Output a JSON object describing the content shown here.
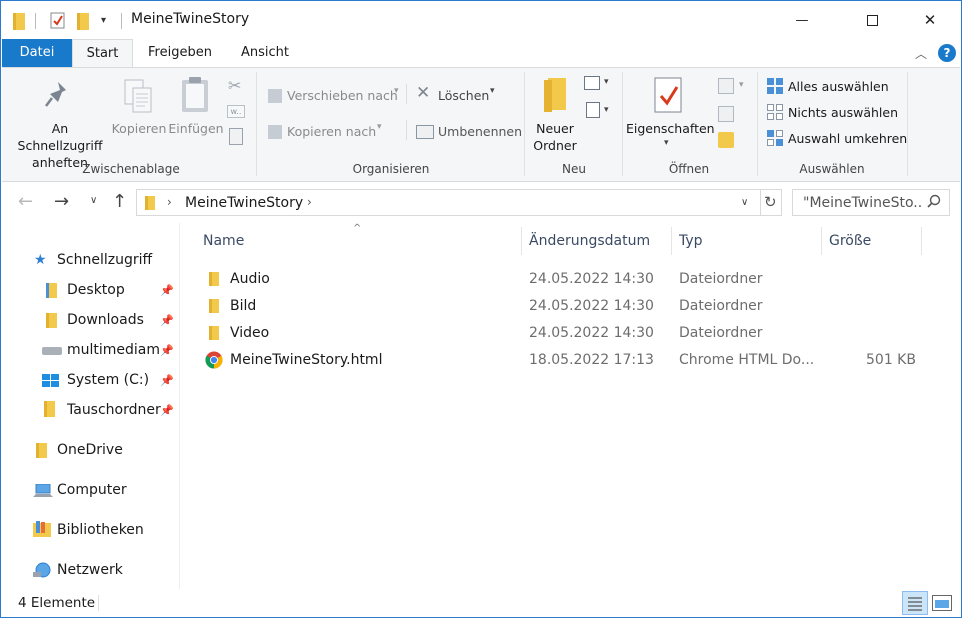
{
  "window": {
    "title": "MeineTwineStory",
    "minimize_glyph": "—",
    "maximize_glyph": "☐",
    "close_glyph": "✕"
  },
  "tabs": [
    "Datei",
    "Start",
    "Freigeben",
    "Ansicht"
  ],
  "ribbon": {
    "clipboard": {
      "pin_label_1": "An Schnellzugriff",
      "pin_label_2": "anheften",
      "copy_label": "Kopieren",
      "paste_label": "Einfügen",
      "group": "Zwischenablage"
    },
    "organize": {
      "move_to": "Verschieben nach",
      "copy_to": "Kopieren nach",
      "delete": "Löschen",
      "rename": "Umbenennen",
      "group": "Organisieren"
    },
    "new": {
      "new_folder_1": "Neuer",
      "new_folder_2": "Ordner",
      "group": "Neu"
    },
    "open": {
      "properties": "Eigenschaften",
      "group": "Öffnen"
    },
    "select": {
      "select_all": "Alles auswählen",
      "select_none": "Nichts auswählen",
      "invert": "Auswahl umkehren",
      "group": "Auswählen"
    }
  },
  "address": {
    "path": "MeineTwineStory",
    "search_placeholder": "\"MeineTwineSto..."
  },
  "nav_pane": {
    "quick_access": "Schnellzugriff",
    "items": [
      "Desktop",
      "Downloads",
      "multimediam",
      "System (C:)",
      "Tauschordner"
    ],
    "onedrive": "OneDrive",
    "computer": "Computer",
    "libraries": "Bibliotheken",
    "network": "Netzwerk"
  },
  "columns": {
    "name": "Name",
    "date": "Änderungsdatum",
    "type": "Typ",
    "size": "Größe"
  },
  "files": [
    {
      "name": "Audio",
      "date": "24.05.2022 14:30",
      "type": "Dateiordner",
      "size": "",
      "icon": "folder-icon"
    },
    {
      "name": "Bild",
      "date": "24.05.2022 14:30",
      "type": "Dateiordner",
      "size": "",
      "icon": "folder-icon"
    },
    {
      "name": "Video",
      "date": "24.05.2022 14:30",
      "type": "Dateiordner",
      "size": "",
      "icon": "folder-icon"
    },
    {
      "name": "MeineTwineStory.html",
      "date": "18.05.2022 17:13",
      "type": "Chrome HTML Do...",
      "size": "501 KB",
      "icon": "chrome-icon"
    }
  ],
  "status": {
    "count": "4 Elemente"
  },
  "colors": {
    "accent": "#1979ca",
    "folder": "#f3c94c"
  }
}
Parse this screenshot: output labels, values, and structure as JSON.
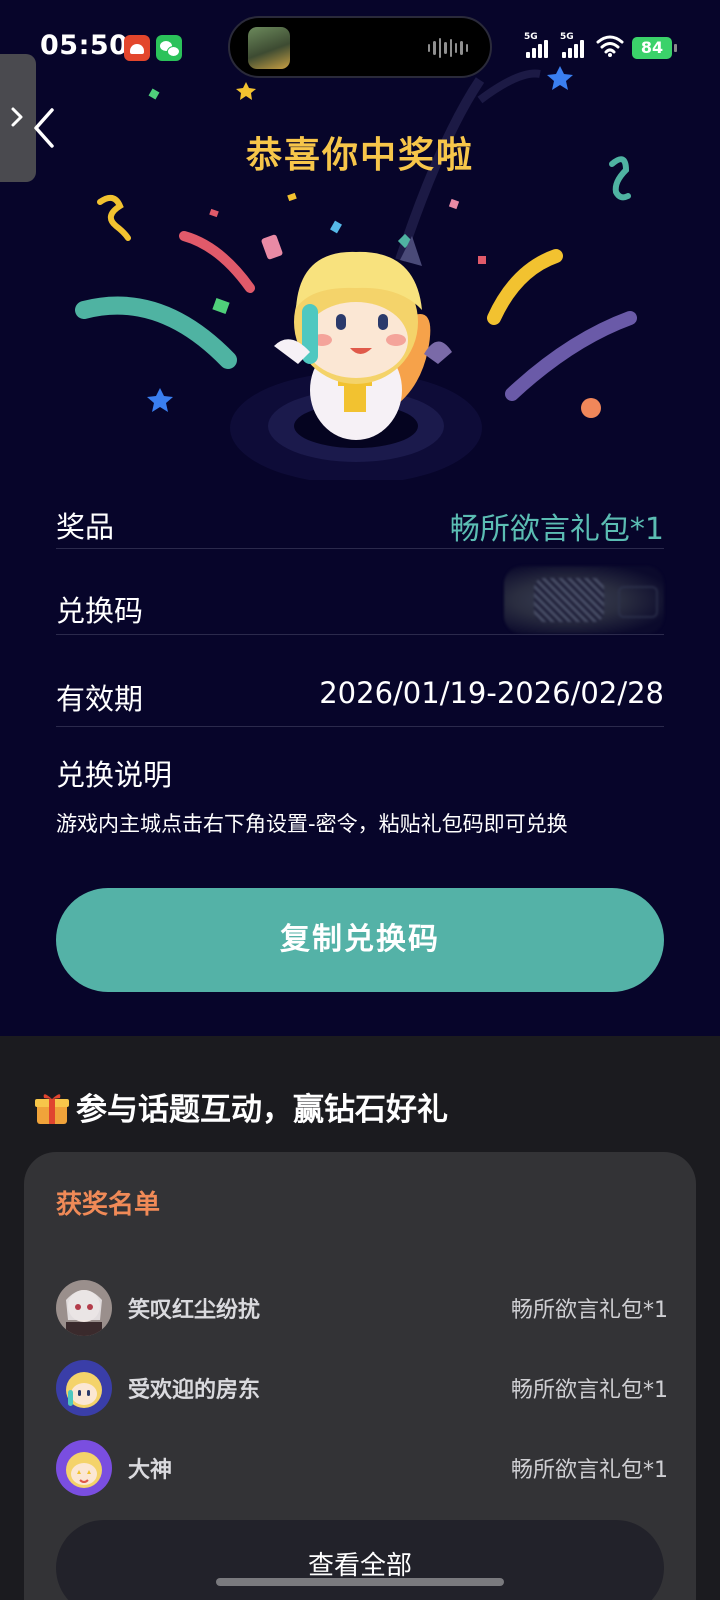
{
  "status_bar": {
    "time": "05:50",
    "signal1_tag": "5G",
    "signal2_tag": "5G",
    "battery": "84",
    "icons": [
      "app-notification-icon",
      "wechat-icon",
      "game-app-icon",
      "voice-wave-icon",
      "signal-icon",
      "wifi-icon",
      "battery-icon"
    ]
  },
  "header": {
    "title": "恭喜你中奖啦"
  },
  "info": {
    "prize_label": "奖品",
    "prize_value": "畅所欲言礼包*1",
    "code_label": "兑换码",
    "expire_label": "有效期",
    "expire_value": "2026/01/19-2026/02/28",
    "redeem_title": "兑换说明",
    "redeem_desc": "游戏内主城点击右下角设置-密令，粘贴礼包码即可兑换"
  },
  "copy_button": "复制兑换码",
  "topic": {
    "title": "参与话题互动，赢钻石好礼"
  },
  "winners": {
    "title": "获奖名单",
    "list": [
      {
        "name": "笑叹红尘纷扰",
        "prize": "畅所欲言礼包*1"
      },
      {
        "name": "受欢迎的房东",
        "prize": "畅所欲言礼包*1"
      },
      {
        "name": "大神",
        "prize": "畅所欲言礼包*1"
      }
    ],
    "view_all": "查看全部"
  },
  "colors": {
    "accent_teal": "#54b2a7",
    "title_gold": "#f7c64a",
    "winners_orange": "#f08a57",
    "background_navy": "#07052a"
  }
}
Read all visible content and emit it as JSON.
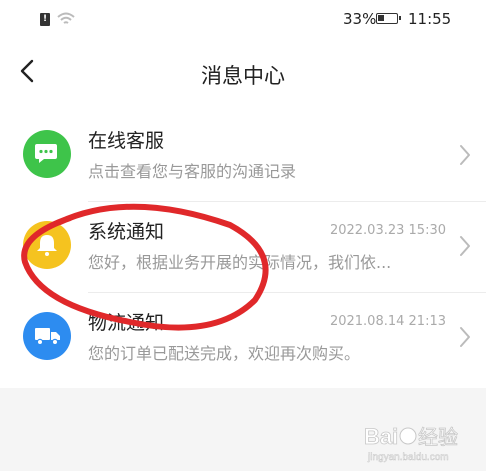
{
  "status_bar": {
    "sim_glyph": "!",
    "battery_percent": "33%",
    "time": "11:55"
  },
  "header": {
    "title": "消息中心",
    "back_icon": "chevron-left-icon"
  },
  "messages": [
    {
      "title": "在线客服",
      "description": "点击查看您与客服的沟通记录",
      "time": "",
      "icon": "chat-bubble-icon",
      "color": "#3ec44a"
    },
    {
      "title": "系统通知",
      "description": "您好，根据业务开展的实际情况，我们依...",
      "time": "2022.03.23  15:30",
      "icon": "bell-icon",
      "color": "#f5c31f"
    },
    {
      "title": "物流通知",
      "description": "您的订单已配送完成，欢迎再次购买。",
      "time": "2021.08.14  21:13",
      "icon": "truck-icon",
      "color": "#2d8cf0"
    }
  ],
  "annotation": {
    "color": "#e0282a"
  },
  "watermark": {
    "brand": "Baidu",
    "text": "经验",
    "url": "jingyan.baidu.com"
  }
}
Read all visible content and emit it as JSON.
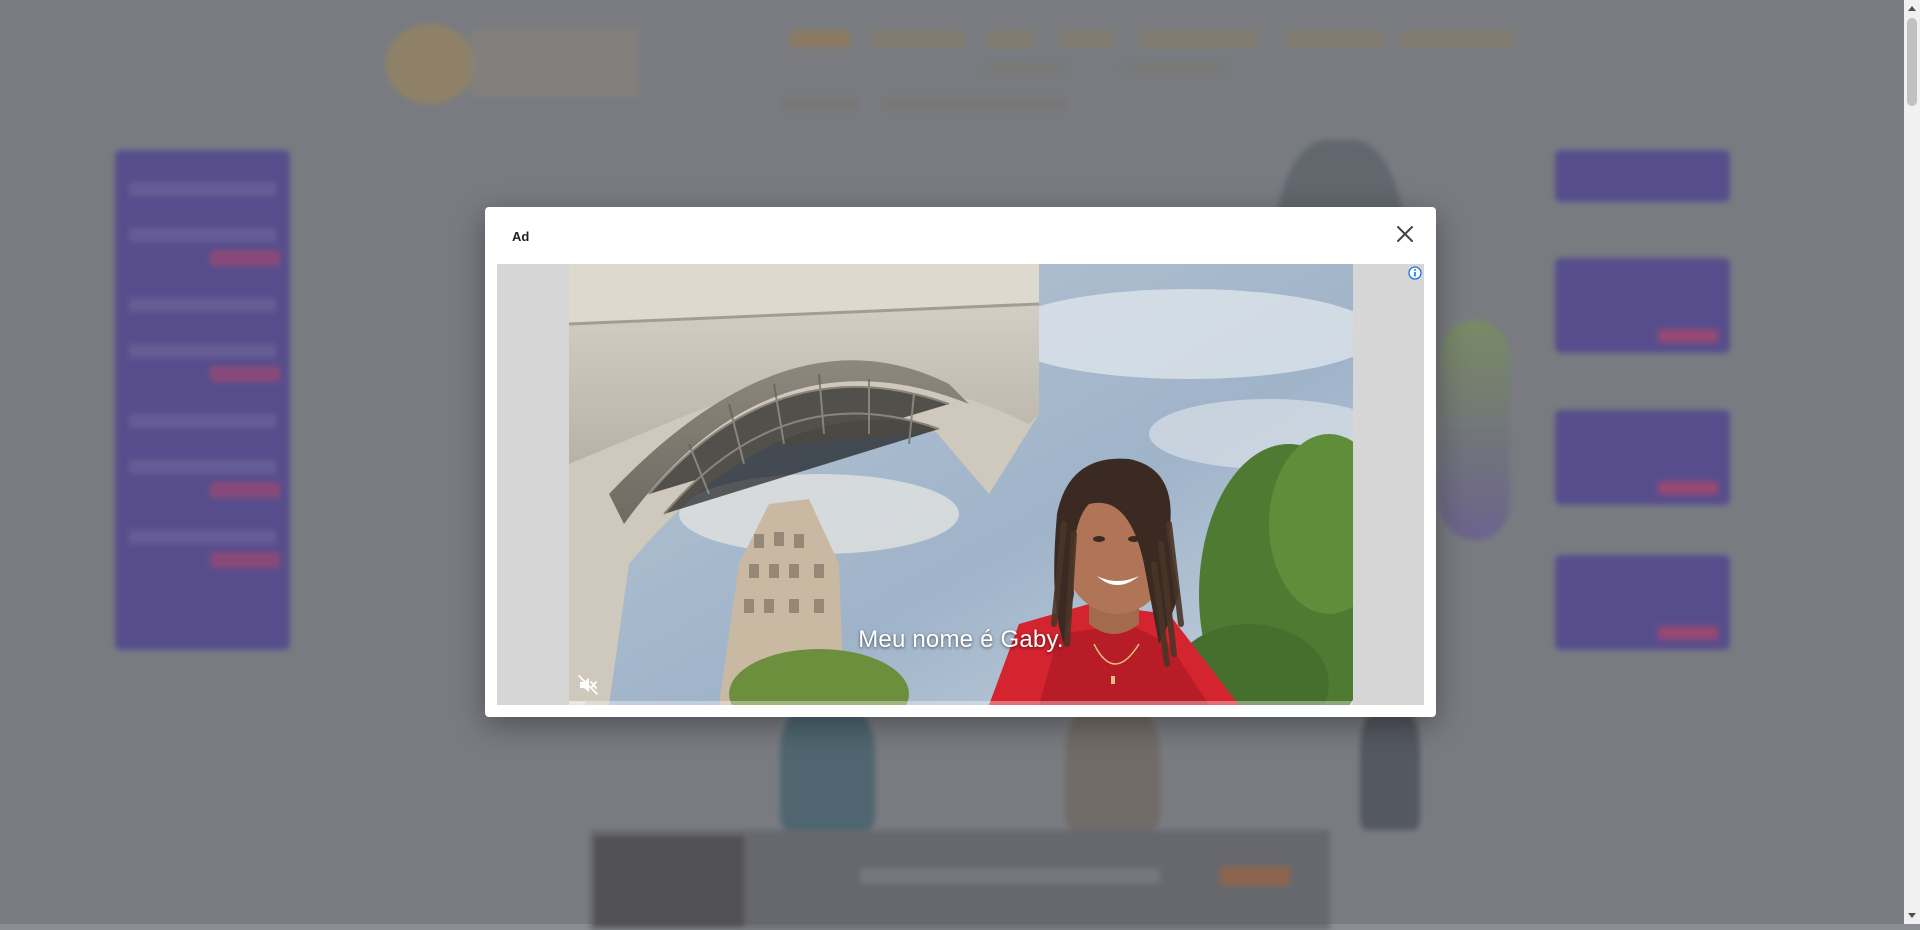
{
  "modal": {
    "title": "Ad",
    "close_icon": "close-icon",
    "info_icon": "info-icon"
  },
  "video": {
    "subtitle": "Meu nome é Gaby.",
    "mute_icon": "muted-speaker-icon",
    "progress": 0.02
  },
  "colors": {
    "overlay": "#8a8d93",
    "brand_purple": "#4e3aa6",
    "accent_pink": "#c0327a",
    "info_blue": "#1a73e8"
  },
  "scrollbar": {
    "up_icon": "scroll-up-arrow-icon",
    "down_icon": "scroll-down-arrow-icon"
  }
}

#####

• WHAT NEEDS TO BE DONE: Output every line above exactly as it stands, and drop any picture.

• EXERCISE SOLUTION:
Output a JSON object describing the content shown here.
{
  "window": {
    "title": "MeineTwineStory",
    "minimize_glyph": "—",
    "maximize_glyph": "☐",
    "close_glyph": "✕"
  },
  "tabs": [
    "Datei",
    "Start",
    "Freigeben",
    "Ansicht"
  ],
  "ribbon": {
    "clipboard": {
      "pin_label_1": "An Schnellzugriff",
      "pin_label_2": "anheften",
      "copy_label": "Kopieren",
      "paste_label": "Einfügen",
      "group": "Zwischenablage"
    },
    "organize": {
      "move_to": "Verschieben nach",
      "copy_to": "Kopieren nach",
      "delete": "Löschen",
      "rename": "Umbenennen",
      "group": "Organisieren"
    },
    "new": {
      "new_folder_1": "Neuer",
      "new_folder_2": "Ordner",
      "group": "Neu"
    },
    "open": {
      "properties": "Eigenschaften",
      "group": "Öffnen"
    },
    "select": {
      "select_all": "Alles auswählen",
      "select_none": "Nichts auswählen",
      "invert": "Auswahl umkehren",
      "group": "Auswählen"
    }
  },
  "address": {
    "path": "MeineTwineStory",
    "search_placeholder": "\"MeineTwineSto..."
  },
  "nav_pane": {
    "quick_access": "Schnellzugriff",
    "items": [
      "Desktop",
      "Downloads",
      "multimediam",
      "System (C:)",
      "Tauschordner"
    ],
    "onedrive": "OneDrive",
    "computer": "Computer",
    "libraries": "Bibliotheken",
    "network": "Netzwerk"
  },
  "columns": {
    "name": "Name",
    "date": "Änderungsdatum",
    "type": "Typ",
    "size": "Größe"
  },
  "files": [
    {
      "name": "Audio",
      "date": "24.05.2022 14:30",
      "type": "Dateiordner",
      "size": "",
      "icon": "folder-icon"
    },
    {
      "name": "Bild",
      "date": "24.05.2022 14:30",
      "type": "Dateiordner",
      "size": "",
      "icon": "folder-icon"
    },
    {
      "name": "Video",
      "date": "24.05.2022 14:30",
      "type": "Dateiordner",
      "size": "",
      "icon": "folder-icon"
    },
    {
      "name": "MeineTwineStory.html",
      "date": "18.05.2022 17:13",
      "type": "Chrome HTML Do...",
      "size": "501 KB",
      "icon": "chrome-icon"
    }
  ],
  "status": {
    "count": "4 Elemente"
  },
  "colors": {
    "accent": "#1979ca",
    "folder": "#f3c94c"
  }
}
Parse this screenshot: output labels, values, and structure as JSON.
{
  "status_bar": {
    "time": "05:50",
    "signal1_tag": "5G",
    "signal2_tag": "5G",
    "battery": "84",
    "icons": [
      "app-notification-icon",
      "wechat-icon",
      "game-app-icon",
      "voice-wave-icon",
      "signal-icon",
      "wifi-icon",
      "battery-icon"
    ]
  },
  "header": {
    "title": "恭喜你中奖啦"
  },
  "info": {
    "prize_label": "奖品",
    "prize_value": "畅所欲言礼包*1",
    "code_label": "兑换码",
    "expire_label": "有效期",
    "expire_value": "2026/01/19-2026/02/28",
    "redeem_title": "兑换说明",
    "redeem_desc": "游戏内主城点击右下角设置-密令，粘贴礼包码即可兑换"
  },
  "copy_button": "复制兑换码",
  "topic": {
    "title": "参与话题互动，赢钻石好礼"
  },
  "winners": {
    "title": "获奖名单",
    "list": [
      {
        "name": "笑叹红尘纷扰",
        "prize": "畅所欲言礼包*1"
      },
      {
        "name": "受欢迎的房东",
        "prize": "畅所欲言礼包*1"
      },
      {
        "name": "大神",
        "prize": "畅所欲言礼包*1"
      }
    ],
    "view_all": "查看全部"
  },
  "colors": {
    "accent_teal": "#54b2a7",
    "title_gold": "#f7c64a",
    "winners_orange": "#f08a57",
    "background_navy": "#07052a"
  }
}
Read all visible content and emit it as JSON.
{
  "status_bar": {
    "sim_glyph": "!",
    "battery_percent": "33%",
    "time": "11:55"
  },
  "header": {
    "title": "消息中心",
    "back_icon": "chevron-left-icon"
  },
  "messages": [
    {
      "title": "在线客服",
      "description": "点击查看您与客服的沟通记录",
      "time": "",
      "icon": "chat-bubble-icon",
      "color": "#3ec44a"
    },
    {
      "title": "系统通知",
      "description": "您好，根据业务开展的实际情况，我们依...",
      "time": "2022.03.23  15:30",
      "icon": "bell-icon",
      "color": "#f5c31f"
    },
    {
      "title": "物流通知",
      "description": "您的订单已配送完成，欢迎再次购买。",
      "time": "2021.08.14  21:13",
      "icon": "truck-icon",
      "color": "#2d8cf0"
    }
  ],
  "annotation": {
    "color": "#e0282a"
  },
  "watermark": {
    "brand": "Baidu",
    "text": "经验",
    "url": "jingyan.baidu.com"
  }
}
Read all visible content and emit it as JSON.
{
  "modal": {
    "title": "Ad",
    "close_icon": "close-icon",
    "info_icon": "info-icon"
  },
  "video": {
    "subtitle": "Meu nome é Gaby.",
    "mute_icon": "muted-speaker-icon",
    "progress": 0.02
  },
  "colors": {
    "overlay": "#8a8d93",
    "brand_purple": "#4e3aa6",
    "accent_pink": "#c0327a",
    "info_blue": "#1a73e8"
  },
  "scrollbar": {
    "up_icon": "scroll-up-arrow-icon",
    "down_icon": "scroll-down-arrow-icon"
  }
}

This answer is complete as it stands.